▶ Extracted records:
▬▬▬▬▬▬▬▬▬▬
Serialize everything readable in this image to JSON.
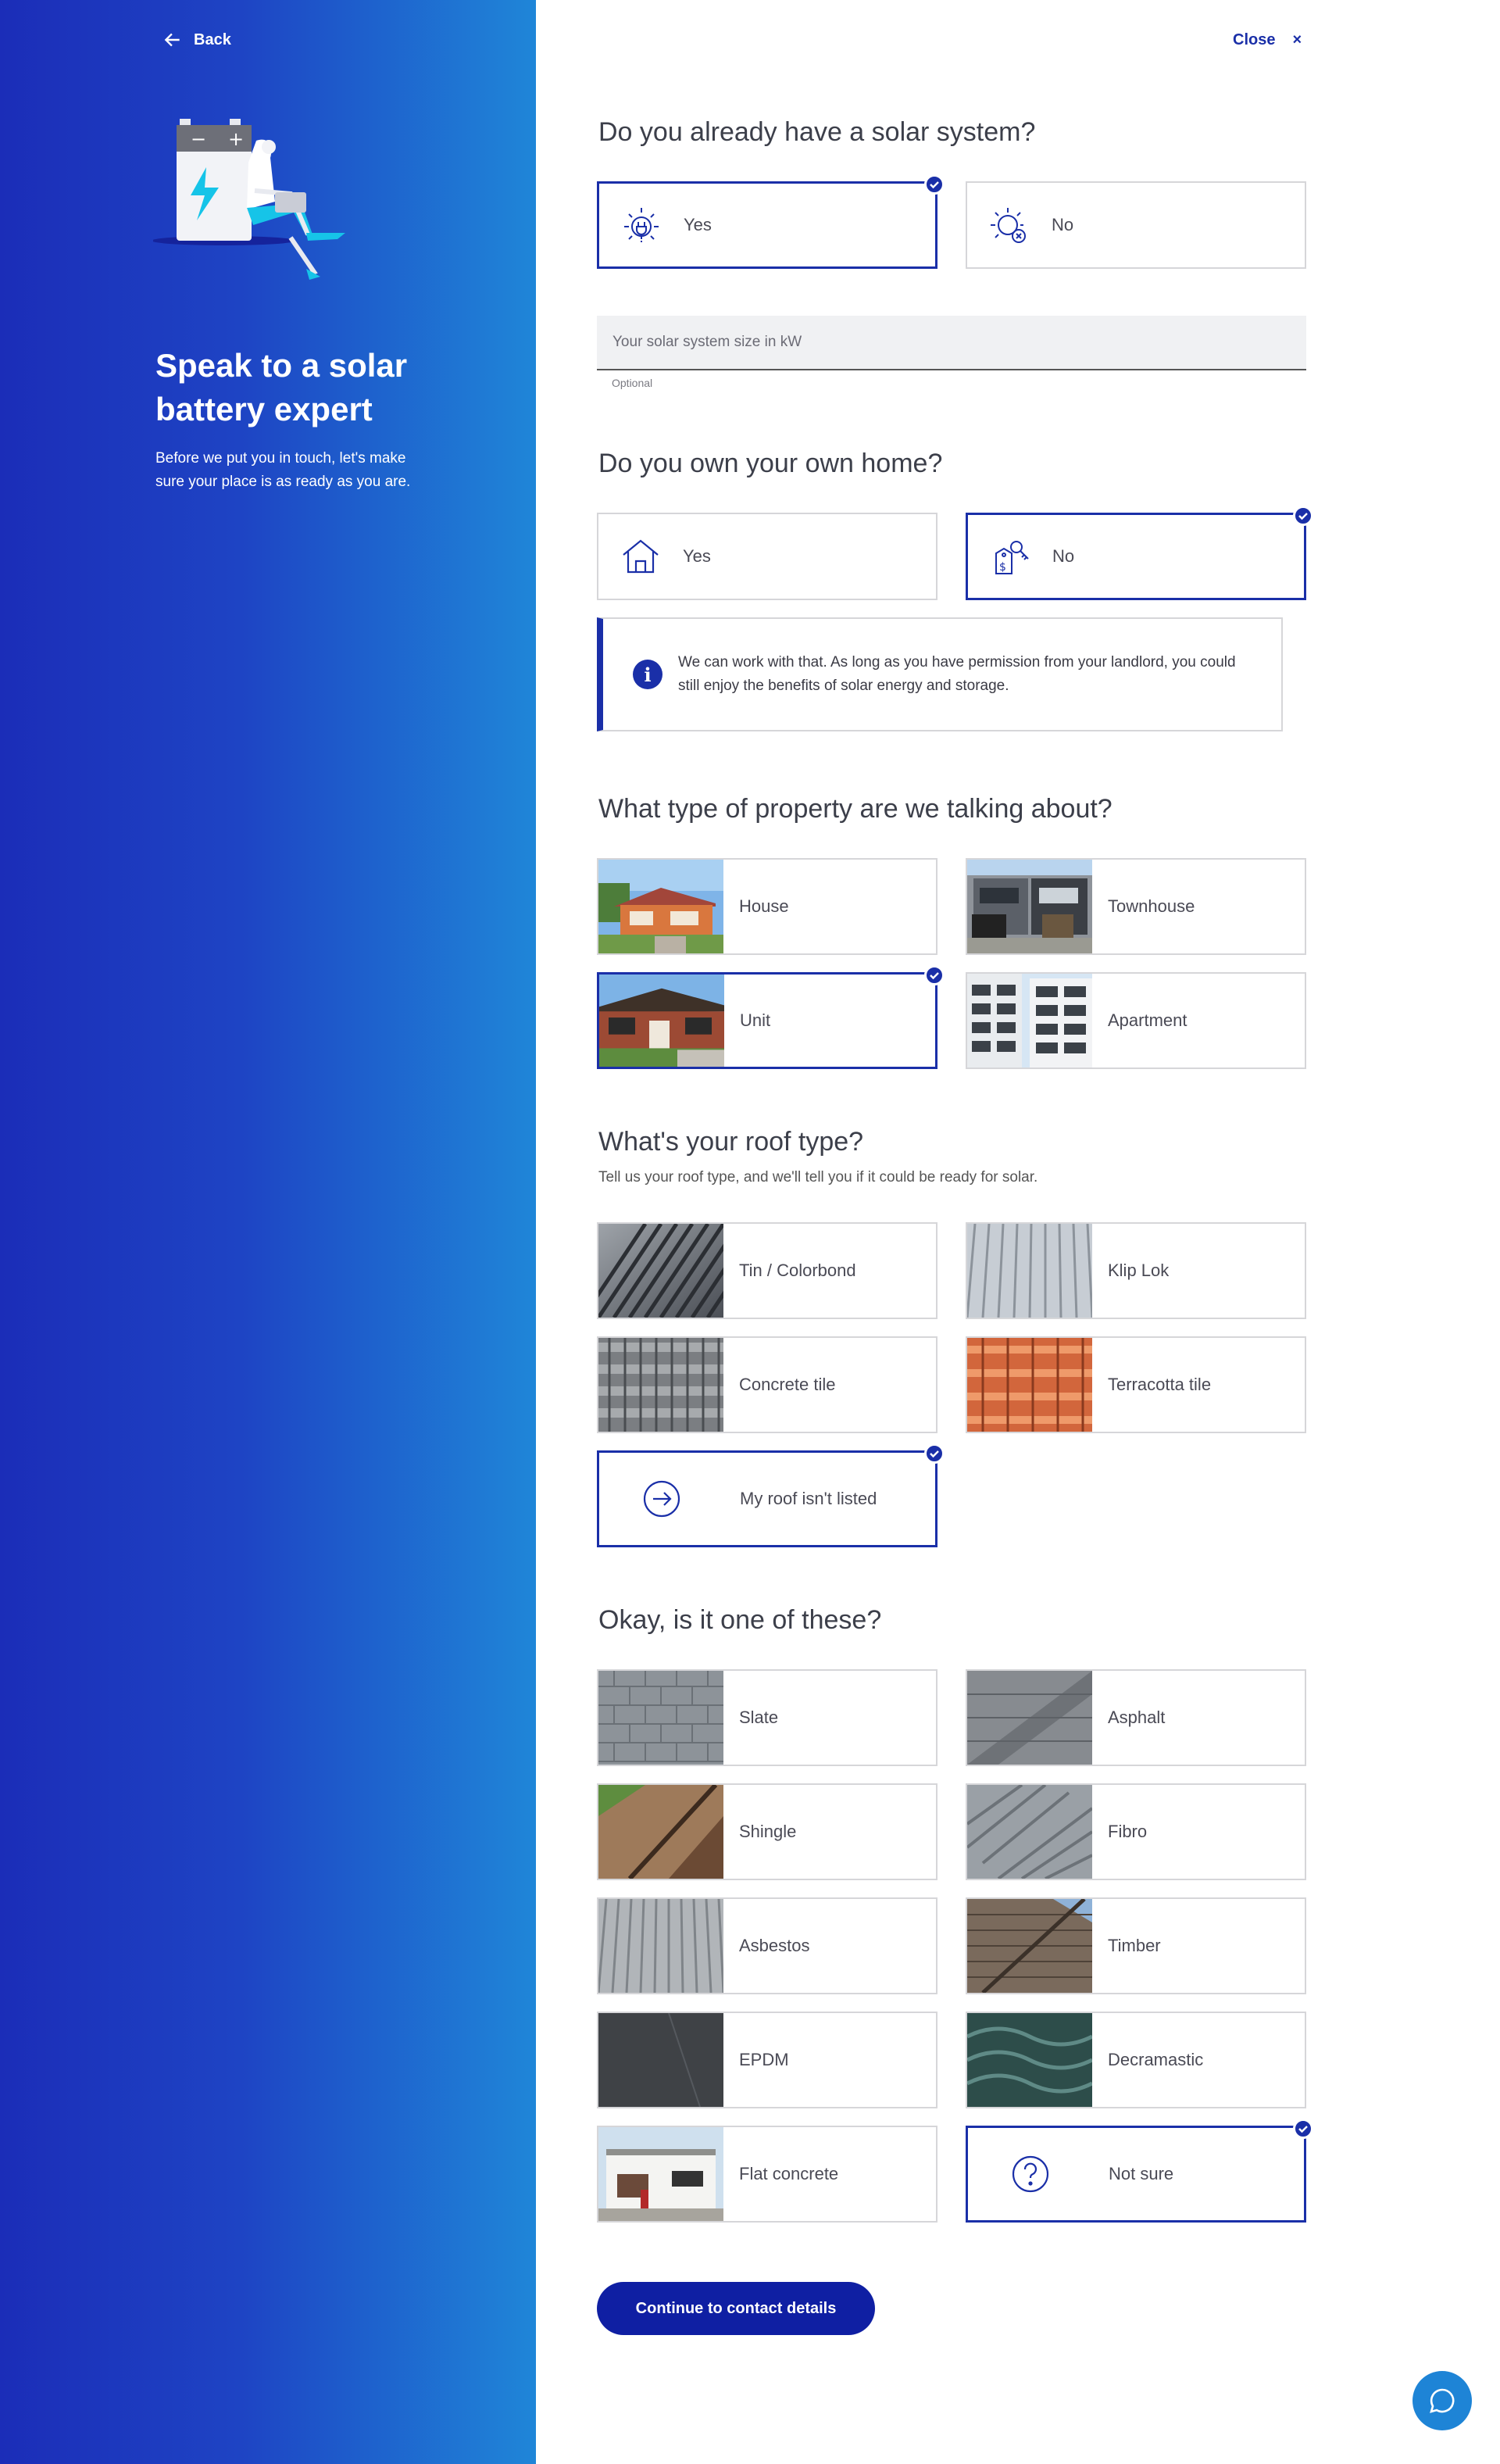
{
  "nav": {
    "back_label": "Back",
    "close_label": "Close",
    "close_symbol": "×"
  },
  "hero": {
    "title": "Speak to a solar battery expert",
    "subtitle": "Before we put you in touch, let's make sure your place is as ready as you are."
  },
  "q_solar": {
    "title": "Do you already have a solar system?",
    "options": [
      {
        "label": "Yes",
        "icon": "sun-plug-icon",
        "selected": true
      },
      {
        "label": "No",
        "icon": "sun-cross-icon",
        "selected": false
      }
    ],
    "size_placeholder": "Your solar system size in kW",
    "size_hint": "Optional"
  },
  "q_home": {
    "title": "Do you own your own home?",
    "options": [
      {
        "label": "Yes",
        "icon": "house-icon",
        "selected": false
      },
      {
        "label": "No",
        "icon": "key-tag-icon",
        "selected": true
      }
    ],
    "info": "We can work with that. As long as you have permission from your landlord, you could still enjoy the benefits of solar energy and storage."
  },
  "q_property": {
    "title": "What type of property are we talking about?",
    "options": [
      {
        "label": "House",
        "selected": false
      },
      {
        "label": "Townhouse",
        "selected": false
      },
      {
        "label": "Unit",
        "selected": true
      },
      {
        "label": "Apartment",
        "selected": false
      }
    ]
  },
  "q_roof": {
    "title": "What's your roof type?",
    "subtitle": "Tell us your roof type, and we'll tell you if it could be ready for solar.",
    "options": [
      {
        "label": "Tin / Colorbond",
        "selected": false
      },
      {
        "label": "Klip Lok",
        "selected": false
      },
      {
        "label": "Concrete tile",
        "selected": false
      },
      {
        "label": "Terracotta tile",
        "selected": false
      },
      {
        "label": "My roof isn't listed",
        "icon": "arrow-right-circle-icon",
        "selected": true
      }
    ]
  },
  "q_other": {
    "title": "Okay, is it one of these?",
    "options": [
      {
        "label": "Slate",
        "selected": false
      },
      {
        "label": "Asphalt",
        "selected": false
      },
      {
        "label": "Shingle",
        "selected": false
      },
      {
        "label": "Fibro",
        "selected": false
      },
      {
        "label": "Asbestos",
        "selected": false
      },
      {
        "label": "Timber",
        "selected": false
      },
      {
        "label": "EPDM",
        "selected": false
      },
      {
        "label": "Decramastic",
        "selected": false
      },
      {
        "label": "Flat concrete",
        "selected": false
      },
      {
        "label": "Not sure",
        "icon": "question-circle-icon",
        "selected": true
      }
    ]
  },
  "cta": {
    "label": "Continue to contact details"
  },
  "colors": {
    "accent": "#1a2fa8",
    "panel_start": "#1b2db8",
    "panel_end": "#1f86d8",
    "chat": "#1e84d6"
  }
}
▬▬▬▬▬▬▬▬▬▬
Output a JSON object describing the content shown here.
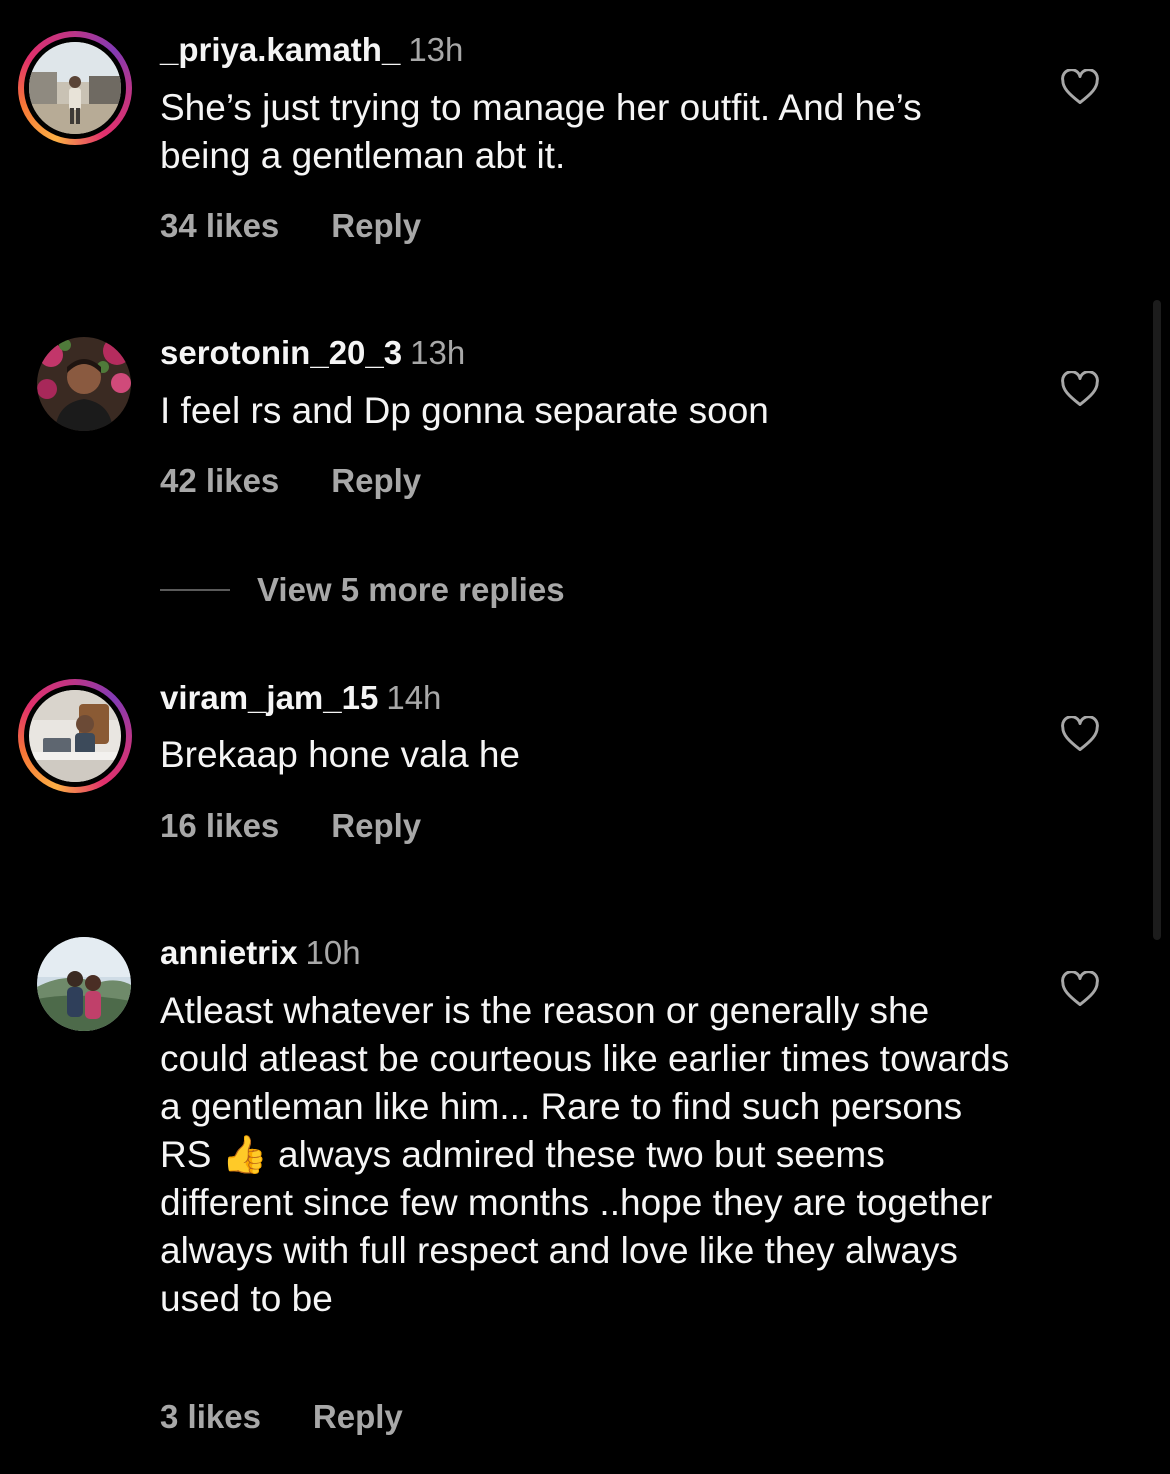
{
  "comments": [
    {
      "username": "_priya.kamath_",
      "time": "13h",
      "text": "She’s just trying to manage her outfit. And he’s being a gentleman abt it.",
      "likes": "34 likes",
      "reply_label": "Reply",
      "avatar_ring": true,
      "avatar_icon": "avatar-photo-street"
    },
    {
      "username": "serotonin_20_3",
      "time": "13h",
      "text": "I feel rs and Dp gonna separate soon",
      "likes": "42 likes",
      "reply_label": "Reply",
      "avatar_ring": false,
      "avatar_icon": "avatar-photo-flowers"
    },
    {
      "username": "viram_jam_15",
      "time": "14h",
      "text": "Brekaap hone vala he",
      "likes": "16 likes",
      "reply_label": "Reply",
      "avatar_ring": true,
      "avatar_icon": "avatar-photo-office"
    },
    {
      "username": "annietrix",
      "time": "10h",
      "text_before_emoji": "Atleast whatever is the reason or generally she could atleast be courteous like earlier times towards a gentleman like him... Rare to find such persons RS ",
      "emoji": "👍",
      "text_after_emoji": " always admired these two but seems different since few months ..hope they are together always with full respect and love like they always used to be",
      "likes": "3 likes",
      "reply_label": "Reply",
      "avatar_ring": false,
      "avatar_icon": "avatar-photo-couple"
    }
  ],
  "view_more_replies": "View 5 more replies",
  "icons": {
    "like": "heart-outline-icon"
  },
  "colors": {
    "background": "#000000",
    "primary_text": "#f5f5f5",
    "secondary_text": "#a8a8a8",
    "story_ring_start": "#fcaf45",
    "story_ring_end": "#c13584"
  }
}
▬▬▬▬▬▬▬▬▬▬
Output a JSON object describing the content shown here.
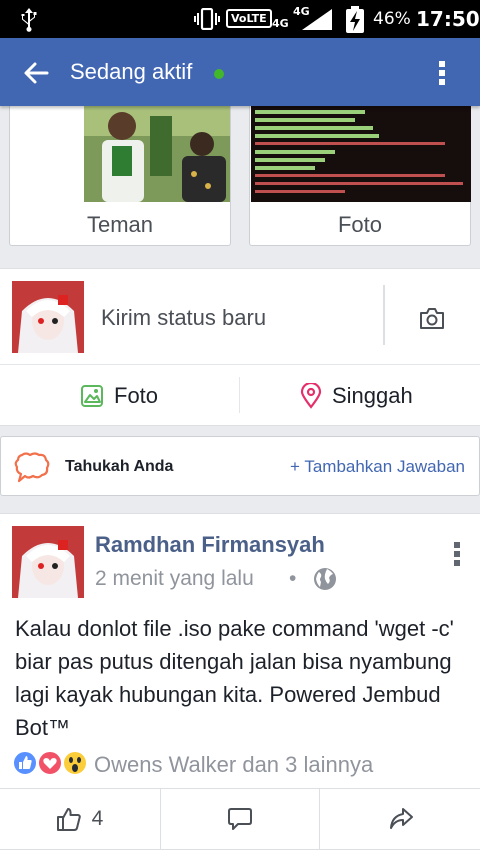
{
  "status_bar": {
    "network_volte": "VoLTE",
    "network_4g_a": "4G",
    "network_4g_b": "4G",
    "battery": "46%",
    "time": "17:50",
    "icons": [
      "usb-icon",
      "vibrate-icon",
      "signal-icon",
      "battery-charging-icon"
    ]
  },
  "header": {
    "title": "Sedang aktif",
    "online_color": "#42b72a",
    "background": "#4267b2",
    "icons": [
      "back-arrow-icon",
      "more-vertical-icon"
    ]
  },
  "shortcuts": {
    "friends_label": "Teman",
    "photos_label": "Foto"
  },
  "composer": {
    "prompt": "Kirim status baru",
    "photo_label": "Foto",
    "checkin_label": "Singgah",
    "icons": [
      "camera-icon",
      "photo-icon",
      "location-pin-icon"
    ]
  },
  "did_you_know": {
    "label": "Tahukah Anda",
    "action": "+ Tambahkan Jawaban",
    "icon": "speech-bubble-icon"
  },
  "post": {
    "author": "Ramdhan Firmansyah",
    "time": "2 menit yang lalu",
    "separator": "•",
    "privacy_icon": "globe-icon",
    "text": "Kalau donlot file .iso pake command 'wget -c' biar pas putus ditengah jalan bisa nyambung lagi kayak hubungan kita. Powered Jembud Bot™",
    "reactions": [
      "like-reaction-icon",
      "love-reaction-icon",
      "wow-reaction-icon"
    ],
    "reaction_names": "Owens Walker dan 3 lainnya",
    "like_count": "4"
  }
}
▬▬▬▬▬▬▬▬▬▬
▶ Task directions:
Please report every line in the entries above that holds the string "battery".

▶ Solution to the exercise:
    "title": "Speak to a solar battery expert",
    "battery": "46%",
      "battery-charging-icon"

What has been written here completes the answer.